**EXERCISE DIRECTIONS**
For every entry that follows, return an identical copy.

**App and web page records**
BEGIN

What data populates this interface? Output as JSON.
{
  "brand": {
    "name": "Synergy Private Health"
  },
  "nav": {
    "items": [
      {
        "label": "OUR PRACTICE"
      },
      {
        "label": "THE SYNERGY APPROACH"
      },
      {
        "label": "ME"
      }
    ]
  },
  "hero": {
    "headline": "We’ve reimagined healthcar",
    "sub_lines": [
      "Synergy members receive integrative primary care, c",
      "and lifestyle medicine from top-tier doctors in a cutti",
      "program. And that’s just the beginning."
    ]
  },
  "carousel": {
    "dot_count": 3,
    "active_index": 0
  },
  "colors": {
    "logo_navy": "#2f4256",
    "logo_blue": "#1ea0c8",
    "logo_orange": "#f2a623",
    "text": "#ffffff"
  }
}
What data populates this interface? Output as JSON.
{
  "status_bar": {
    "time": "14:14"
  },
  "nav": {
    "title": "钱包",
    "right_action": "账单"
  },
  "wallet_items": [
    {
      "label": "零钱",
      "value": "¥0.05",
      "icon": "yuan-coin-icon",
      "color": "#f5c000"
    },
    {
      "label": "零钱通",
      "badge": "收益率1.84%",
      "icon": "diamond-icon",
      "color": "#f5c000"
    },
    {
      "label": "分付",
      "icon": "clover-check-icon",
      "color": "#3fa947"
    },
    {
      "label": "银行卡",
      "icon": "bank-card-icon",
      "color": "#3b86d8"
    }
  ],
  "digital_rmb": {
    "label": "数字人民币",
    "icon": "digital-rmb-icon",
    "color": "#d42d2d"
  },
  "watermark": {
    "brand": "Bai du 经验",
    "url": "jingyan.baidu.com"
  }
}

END

**PROBLEM SOLUTION**
What data populates this interface? Output as JSON.
{
  "brand": {
    "name": "Synergy Private Health"
  },
  "nav": {
    "items": [
      {
        "label": "OUR PRACTICE"
      },
      {
        "label": "THE SYNERGY APPROACH"
      },
      {
        "label": "ME"
      }
    ]
  },
  "hero": {
    "headline": "We’ve reimagined healthcar",
    "sub_lines": [
      "Synergy members receive integrative primary care, c",
      "and lifestyle medicine from top-tier doctors in a cutti",
      "program. And that’s just the beginning."
    ]
  },
  "carousel": {
    "dot_count": 3,
    "active_index": 0
  },
  "colors": {
    "logo_navy": "#2f4256",
    "logo_blue": "#1ea0c8",
    "logo_orange": "#f2a623",
    "text": "#ffffff"
  }
}
What data populates this interface? Output as JSON.
{
  "status_bar": {
    "time": "14:14"
  },
  "nav": {
    "title": "钱包",
    "right_action": "账单"
  },
  "wallet_items": [
    {
      "label": "零钱",
      "value": "¥0.05",
      "icon": "yuan-coin-icon",
      "color": "#f5c000"
    },
    {
      "label": "零钱通",
      "badge": "收益率1.84%",
      "icon": "diamond-icon",
      "color": "#f5c000"
    },
    {
      "label": "分付",
      "icon": "clover-check-icon",
      "color": "#3fa947"
    },
    {
      "label": "银行卡",
      "icon": "bank-card-icon",
      "color": "#3b86d8"
    }
  ],
  "digital_rmb": {
    "label": "数字人民币",
    "icon": "digital-rmb-icon",
    "color": "#d42d2d"
  },
  "watermark": {
    "brand": "Bai du 经验",
    "url": "jingyan.baidu.com"
  }
}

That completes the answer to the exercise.